Well, only one tight end in NFL history has scored more than 13.3 FPG as a rookie and that was Mike Ditka back in 1961 when he put up 56/1072/12 in 14 games (16.6 FPG). Since the beginning of 2000, Jordan Reed (12.7), Evan Engram (11.6), Jeremy Shockey (11.4), Aaron Hernandez (10.1), and Rob Gronkowski (9.7) have all come relatively close to that TE4 average of 13.3 FPG, but none have exceeded it.
Is Pitts a better prospect and is he in a better situation to produce than any rookie TE history? Absolutely. That is not in question. What is in question is Pitts’ pathway to beating his season-long ADP and returning value.
For the premium you’ll have to pay for Pitts, he’ll have to end up with somewhere around 70 catches, 850 yards and 8 touchdowns. There have only been 49 individual seasons in NFL history in which a tight end has gone over 850 yards and scored 8 times and Tony Gonzalez, Travis Kelce, Antonio Gates, or Rob Gronkowski account for 21 of them. Is Pitts already at that level?
Given HC Arthur Smith’s history and their personnel, I expect the Falcons to morph into predominantly a two tight end offense now with Pitts lining up all over the place and Hayden Hurst on the line of scrimmage.
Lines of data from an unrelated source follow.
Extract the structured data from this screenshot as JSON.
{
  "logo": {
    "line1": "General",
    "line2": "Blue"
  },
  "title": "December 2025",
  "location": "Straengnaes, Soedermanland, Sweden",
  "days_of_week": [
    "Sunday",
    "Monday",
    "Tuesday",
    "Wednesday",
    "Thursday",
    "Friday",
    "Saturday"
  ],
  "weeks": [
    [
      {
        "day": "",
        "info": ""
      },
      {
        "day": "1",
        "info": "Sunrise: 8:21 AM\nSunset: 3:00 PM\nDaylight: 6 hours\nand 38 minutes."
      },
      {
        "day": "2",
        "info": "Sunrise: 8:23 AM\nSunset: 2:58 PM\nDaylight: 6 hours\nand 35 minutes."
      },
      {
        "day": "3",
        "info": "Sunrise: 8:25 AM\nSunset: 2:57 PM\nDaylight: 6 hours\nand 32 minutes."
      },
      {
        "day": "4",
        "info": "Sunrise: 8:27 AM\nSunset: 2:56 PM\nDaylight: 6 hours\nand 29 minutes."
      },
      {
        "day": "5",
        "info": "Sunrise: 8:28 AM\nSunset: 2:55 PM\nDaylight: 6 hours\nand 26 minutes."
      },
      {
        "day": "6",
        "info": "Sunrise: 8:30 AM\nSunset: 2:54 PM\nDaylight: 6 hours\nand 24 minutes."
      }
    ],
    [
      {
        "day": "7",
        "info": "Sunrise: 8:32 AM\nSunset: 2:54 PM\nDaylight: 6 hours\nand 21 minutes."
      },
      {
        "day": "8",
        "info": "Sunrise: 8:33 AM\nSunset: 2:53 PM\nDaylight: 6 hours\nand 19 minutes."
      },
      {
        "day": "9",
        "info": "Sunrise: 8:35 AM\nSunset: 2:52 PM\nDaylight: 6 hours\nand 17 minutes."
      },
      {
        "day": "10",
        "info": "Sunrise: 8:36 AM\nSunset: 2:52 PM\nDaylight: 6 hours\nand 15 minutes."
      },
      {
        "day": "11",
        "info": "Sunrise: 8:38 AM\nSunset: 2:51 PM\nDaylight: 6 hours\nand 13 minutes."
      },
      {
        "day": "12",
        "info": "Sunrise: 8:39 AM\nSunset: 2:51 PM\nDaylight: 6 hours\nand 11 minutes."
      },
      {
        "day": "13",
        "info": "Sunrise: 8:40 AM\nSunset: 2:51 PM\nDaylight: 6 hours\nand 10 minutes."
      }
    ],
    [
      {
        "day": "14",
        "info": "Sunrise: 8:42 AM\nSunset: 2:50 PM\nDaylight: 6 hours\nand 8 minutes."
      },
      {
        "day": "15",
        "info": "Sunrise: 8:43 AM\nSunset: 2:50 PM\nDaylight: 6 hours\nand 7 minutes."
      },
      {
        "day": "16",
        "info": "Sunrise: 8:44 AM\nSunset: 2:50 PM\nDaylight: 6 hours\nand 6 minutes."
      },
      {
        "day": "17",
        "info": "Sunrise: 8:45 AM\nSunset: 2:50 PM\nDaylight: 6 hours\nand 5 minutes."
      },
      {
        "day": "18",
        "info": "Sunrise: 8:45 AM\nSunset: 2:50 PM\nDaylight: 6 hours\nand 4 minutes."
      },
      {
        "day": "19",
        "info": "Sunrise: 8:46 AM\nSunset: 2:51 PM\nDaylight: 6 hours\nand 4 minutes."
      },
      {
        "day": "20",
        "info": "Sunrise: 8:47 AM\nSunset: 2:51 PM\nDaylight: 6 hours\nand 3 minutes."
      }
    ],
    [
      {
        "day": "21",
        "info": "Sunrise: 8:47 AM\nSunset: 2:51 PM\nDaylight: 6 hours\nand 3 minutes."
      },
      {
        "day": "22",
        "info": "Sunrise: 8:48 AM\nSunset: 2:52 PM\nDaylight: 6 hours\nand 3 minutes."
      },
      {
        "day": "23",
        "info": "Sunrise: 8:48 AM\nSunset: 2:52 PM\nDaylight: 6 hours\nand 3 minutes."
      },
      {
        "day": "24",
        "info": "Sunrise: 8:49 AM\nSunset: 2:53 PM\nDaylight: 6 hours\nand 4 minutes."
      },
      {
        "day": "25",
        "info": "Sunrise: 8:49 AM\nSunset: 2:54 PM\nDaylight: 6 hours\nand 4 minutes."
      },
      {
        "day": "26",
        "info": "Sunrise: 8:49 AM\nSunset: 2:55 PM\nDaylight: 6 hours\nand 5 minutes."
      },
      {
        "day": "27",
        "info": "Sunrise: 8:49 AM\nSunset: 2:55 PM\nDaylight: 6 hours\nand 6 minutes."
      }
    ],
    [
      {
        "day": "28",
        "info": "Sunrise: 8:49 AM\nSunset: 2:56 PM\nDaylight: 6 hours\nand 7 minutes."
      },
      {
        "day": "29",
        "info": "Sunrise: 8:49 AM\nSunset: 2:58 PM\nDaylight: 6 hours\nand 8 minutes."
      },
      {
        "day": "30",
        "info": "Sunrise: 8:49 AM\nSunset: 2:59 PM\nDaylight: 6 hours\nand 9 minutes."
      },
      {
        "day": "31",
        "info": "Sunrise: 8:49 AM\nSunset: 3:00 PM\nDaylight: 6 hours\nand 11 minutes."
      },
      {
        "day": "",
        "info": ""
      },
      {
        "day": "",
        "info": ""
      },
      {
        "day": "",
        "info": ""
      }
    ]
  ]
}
Moving Julio bumps Russell Gage into an every-down role and in the WR4/5 range for our game. Of course the caveat is that they didn’t have Pitts, but Gage averaged 11.7 fantasy points on 6.9 targets per game when Julio was out in 2019-20.
Matt Ryan’s average fantasy points per game fell by 15% when Julio was out over the last two years. He drops from the back-end of the QB1’s to a middle of the pack QB2.
Calvin Ridley is one of the best picks on the board right now. I’d take him as early as the 11-15 overall range as a part of a RB/WR or WR/WR start.
You’ll have to take Kyle Pitts in the fourth round now if you want him. Do you have the stomach to take him over the likes of Robert Woods, CeeDee Lamb, D.J. Moore, Adam Thielen, Tyler Lockett or an anchor QB1 (Lamar Jackson, Josh Allen, Kyler Murray)? Is Pitts worth the 45th pick while Mark Andrews and TJ Hockenson are going off of the board in the 60-65 overall range? Because that’s what it will cost.
Mike Davis remains the only RB I really want in the 4th-6th round range, but losing Julio knocks the offense as a whole. Davis’ volume remains very safe, though. People were taking Todd Gurley in the third round last year even though he was clearly toast. Davis is a better player at this stage.
Russell Gage gets a bump into the 10th-12th round range.